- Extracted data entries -
____________

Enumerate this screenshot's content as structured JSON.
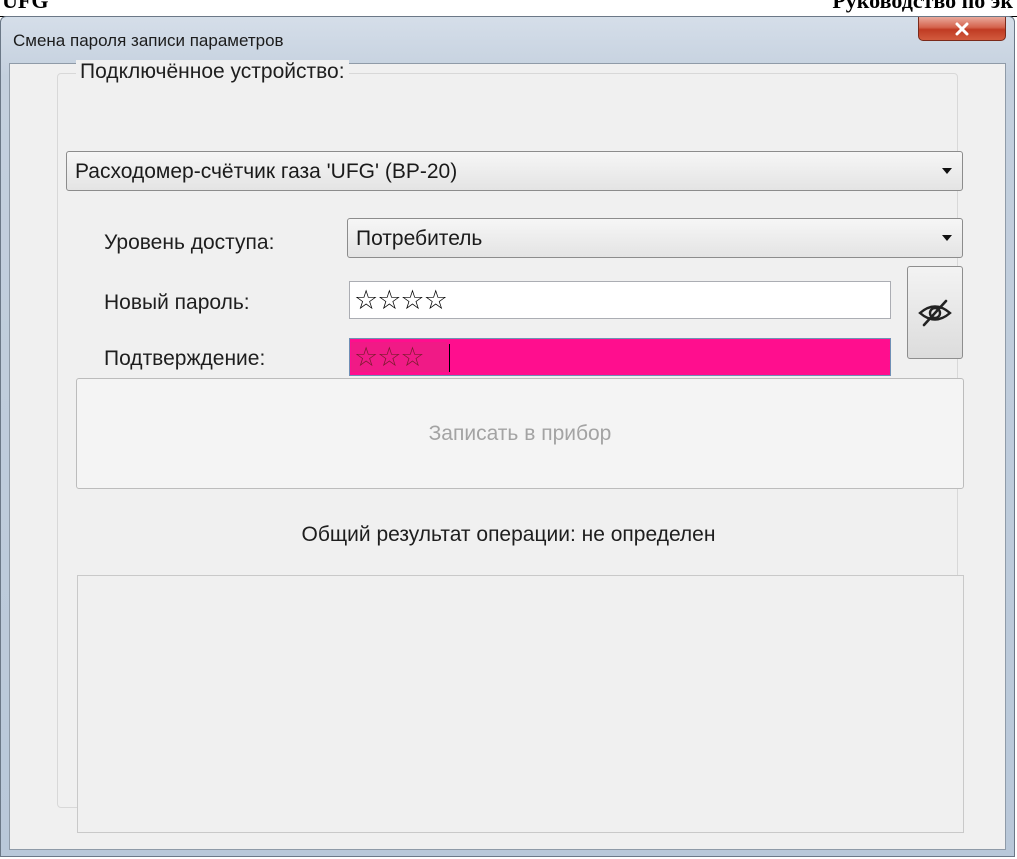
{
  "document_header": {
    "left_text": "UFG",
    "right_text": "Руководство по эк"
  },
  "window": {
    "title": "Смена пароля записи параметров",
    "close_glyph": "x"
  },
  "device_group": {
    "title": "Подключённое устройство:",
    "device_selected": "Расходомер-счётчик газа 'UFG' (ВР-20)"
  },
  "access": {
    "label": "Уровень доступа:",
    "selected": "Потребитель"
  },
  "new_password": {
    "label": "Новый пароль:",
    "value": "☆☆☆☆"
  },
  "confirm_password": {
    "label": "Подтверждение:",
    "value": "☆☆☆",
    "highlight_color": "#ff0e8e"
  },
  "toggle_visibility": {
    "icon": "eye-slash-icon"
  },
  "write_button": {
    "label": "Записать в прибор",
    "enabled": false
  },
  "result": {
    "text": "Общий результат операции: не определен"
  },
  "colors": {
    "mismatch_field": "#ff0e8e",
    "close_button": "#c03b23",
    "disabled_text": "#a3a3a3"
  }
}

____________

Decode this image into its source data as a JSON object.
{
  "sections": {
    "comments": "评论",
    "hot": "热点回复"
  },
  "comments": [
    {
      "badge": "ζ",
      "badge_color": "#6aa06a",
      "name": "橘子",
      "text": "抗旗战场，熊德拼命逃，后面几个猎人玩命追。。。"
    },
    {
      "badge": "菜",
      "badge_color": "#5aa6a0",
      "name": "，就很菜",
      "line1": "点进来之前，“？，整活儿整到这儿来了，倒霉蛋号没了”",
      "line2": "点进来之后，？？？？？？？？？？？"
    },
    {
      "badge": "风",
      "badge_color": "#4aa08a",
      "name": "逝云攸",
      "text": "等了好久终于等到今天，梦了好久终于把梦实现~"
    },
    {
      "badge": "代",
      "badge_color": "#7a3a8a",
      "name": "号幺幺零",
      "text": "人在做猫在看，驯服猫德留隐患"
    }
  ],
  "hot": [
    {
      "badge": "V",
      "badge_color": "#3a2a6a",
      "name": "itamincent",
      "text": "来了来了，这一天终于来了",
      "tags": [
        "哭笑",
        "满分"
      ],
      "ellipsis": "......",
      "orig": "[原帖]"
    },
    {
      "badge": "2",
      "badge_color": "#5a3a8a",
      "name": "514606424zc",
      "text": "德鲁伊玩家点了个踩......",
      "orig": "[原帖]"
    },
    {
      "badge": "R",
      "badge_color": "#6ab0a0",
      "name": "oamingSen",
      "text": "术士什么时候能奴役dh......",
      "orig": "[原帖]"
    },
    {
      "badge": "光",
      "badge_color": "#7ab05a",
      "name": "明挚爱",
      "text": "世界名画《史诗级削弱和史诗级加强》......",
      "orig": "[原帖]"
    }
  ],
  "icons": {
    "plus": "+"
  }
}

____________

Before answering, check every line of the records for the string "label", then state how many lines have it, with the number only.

4